- _What to produce_: Please reproduce the entries that follow without a single difference.

- _Material provided_:
BEGIN
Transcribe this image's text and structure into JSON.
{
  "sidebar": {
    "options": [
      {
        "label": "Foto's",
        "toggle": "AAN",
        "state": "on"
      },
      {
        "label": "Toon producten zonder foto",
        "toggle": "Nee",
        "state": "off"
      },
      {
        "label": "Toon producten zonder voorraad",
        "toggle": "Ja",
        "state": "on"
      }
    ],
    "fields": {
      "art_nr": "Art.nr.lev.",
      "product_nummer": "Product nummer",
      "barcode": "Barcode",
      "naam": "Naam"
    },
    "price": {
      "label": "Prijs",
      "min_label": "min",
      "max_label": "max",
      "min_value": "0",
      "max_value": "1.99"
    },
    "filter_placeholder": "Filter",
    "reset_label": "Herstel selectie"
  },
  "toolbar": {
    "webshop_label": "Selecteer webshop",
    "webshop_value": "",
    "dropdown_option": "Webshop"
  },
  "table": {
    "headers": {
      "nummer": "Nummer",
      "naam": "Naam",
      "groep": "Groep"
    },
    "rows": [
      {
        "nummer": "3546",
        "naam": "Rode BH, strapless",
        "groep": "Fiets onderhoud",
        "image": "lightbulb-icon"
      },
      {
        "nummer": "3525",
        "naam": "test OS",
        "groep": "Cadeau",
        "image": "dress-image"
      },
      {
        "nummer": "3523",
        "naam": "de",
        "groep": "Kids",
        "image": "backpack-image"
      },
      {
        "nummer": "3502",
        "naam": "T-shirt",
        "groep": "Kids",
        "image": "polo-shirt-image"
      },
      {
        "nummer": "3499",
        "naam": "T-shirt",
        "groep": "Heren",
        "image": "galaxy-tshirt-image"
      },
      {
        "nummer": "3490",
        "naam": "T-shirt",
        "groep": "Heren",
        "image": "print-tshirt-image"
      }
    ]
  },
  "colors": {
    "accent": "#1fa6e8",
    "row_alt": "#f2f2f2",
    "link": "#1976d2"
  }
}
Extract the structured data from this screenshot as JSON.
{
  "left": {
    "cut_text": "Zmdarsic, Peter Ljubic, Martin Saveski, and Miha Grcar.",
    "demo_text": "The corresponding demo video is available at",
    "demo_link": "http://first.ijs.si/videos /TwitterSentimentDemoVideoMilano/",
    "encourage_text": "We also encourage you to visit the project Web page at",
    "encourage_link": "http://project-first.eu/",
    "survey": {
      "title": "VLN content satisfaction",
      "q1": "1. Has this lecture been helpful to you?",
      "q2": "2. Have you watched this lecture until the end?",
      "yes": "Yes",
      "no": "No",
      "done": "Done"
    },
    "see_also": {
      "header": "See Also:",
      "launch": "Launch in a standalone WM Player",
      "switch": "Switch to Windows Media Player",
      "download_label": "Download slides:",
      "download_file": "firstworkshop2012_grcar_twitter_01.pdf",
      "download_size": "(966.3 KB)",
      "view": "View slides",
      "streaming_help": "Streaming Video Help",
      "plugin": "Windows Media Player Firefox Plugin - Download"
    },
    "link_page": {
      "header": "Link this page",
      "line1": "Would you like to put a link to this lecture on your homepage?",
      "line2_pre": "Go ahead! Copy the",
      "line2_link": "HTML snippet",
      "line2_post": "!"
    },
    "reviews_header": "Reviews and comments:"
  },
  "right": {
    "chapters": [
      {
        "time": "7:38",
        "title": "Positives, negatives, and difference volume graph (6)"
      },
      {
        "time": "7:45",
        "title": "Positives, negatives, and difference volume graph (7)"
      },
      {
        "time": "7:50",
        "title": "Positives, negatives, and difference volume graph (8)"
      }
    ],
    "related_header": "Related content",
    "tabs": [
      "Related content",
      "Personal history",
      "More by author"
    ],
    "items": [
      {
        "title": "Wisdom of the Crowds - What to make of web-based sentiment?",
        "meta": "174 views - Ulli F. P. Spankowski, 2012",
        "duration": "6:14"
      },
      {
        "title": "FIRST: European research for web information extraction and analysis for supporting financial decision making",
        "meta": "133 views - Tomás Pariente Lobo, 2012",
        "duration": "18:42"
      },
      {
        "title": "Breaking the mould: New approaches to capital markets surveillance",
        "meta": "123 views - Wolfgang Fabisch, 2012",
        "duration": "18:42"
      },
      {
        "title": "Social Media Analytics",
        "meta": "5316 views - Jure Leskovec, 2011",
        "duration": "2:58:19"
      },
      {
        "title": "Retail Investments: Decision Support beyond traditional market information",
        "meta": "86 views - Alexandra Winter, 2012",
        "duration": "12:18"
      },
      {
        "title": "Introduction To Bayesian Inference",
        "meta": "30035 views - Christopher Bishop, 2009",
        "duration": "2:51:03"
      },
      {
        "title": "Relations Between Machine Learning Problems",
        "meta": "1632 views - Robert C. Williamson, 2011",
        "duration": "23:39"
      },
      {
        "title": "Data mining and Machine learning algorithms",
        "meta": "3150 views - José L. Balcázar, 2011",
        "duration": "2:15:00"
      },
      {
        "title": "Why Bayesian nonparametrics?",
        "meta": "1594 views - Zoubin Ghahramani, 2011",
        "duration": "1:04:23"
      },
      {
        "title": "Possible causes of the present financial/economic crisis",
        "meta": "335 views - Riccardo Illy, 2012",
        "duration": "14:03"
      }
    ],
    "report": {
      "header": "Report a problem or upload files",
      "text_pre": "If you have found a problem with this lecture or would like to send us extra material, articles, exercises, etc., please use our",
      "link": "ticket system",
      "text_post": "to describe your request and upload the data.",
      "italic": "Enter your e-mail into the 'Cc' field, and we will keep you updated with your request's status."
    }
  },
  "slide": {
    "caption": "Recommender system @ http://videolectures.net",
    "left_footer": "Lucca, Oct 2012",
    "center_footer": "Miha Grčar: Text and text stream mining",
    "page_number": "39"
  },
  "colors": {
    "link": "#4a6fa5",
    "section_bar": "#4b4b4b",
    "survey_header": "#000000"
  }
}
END
- _Exercise solution_:
Transcribe this image's text and structure into JSON.
{
  "sidebar": {
    "options": [
      {
        "label": "Foto's",
        "toggle": "AAN",
        "state": "on"
      },
      {
        "label": "Toon producten zonder foto",
        "toggle": "Nee",
        "state": "off"
      },
      {
        "label": "Toon producten zonder voorraad",
        "toggle": "Ja",
        "state": "on"
      }
    ],
    "fields": {
      "art_nr": "Art.nr.lev.",
      "product_nummer": "Product nummer",
      "barcode": "Barcode",
      "naam": "Naam"
    },
    "price": {
      "label": "Prijs",
      "min_label": "min",
      "max_label": "max",
      "min_value": "0",
      "max_value": "1.99"
    },
    "filter_placeholder": "Filter",
    "reset_label": "Herstel selectie"
  },
  "toolbar": {
    "webshop_label": "Selecteer webshop",
    "webshop_value": "",
    "dropdown_option": "Webshop"
  },
  "table": {
    "headers": {
      "nummer": "Nummer",
      "naam": "Naam",
      "groep": "Groep"
    },
    "rows": [
      {
        "nummer": "3546",
        "naam": "Rode BH, strapless",
        "groep": "Fiets onderhoud",
        "image": "lightbulb-icon"
      },
      {
        "nummer": "3525",
        "naam": "test OS",
        "groep": "Cadeau",
        "image": "dress-image"
      },
      {
        "nummer": "3523",
        "naam": "de",
        "groep": "Kids",
        "image": "backpack-image"
      },
      {
        "nummer": "3502",
        "naam": "T-shirt",
        "groep": "Kids",
        "image": "polo-shirt-image"
      },
      {
        "nummer": "3499",
        "naam": "T-shirt",
        "groep": "Heren",
        "image": "galaxy-tshirt-image"
      },
      {
        "nummer": "3490",
        "naam": "T-shirt",
        "groep": "Heren",
        "image": "print-tshirt-image"
      }
    ]
  },
  "colors": {
    "accent": "#1fa6e8",
    "row_alt": "#f2f2f2",
    "link": "#1976d2"
  }
}
Extract the structured data from this screenshot as JSON.
{
  "left": {
    "cut_text": "Zmdarsic, Peter Ljubic, Martin Saveski, and Miha Grcar.",
    "demo_text": "The corresponding demo video is available at",
    "demo_link": "http://first.ijs.si/videos /TwitterSentimentDemoVideoMilano/",
    "encourage_text": "We also encourage you to visit the project Web page at",
    "encourage_link": "http://project-first.eu/",
    "survey": {
      "title": "VLN content satisfaction",
      "q1": "1. Has this lecture been helpful to you?",
      "q2": "2. Have you watched this lecture until the end?",
      "yes": "Yes",
      "no": "No",
      "done": "Done"
    },
    "see_also": {
      "header": "See Also:",
      "launch": "Launch in a standalone WM Player",
      "switch": "Switch to Windows Media Player",
      "download_label": "Download slides:",
      "download_file": "firstworkshop2012_grcar_twitter_01.pdf",
      "download_size": "(966.3 KB)",
      "view": "View slides",
      "streaming_help": "Streaming Video Help",
      "plugin": "Windows Media Player Firefox Plugin - Download"
    },
    "link_page": {
      "header": "Link this page",
      "line1": "Would you like to put a link to this lecture on your homepage?",
      "line2_pre": "Go ahead! Copy the",
      "line2_link": "HTML snippet",
      "line2_post": "!"
    },
    "reviews_header": "Reviews and comments:"
  },
  "right": {
    "chapters": [
      {
        "time": "7:38",
        "title": "Positives, negatives, and difference volume graph (6)"
      },
      {
        "time": "7:45",
        "title": "Positives, negatives, and difference volume graph (7)"
      },
      {
        "time": "7:50",
        "title": "Positives, negatives, and difference volume graph (8)"
      }
    ],
    "related_header": "Related content",
    "tabs": [
      "Related content",
      "Personal history",
      "More by author"
    ],
    "items": [
      {
        "title": "Wisdom of the Crowds - What to make of web-based sentiment?",
        "meta": "174 views - Ulli F. P. Spankowski, 2012",
        "duration": "6:14"
      },
      {
        "title": "FIRST: European research for web information extraction and analysis for supporting financial decision making",
        "meta": "133 views - Tomás Pariente Lobo, 2012",
        "duration": "18:42"
      },
      {
        "title": "Breaking the mould: New approaches to capital markets surveillance",
        "meta": "123 views - Wolfgang Fabisch, 2012",
        "duration": "18:42"
      },
      {
        "title": "Social Media Analytics",
        "meta": "5316 views - Jure Leskovec, 2011",
        "duration": "2:58:19"
      },
      {
        "title": "Retail Investments: Decision Support beyond traditional market information",
        "meta": "86 views - Alexandra Winter, 2012",
        "duration": "12:18"
      },
      {
        "title": "Introduction To Bayesian Inference",
        "meta": "30035 views - Christopher Bishop, 2009",
        "duration": "2:51:03"
      },
      {
        "title": "Relations Between Machine Learning Problems",
        "meta": "1632 views - Robert C. Williamson, 2011",
        "duration": "23:39"
      },
      {
        "title": "Data mining and Machine learning algorithms",
        "meta": "3150 views - José L. Balcázar, 2011",
        "duration": "2:15:00"
      },
      {
        "title": "Why Bayesian nonparametrics?",
        "meta": "1594 views - Zoubin Ghahramani, 2011",
        "duration": "1:04:23"
      },
      {
        "title": "Possible causes of the present financial/economic crisis",
        "meta": "335 views - Riccardo Illy, 2012",
        "duration": "14:03"
      }
    ],
    "report": {
      "header": "Report a problem or upload files",
      "text_pre": "If you have found a problem with this lecture or would like to send us extra material, articles, exercises, etc., please use our",
      "link": "ticket system",
      "text_post": "to describe your request and upload the data.",
      "italic": "Enter your e-mail into the 'Cc' field, and we will keep you updated with your request's status."
    }
  },
  "slide": {
    "caption": "Recommender system @ http://videolectures.net",
    "left_footer": "Lucca, Oct 2012",
    "center_footer": "Miha Grčar: Text and text stream mining",
    "page_number": "39"
  },
  "colors": {
    "link": "#4a6fa5",
    "section_bar": "#4b4b4b",
    "survey_header": "#000000"
  }
}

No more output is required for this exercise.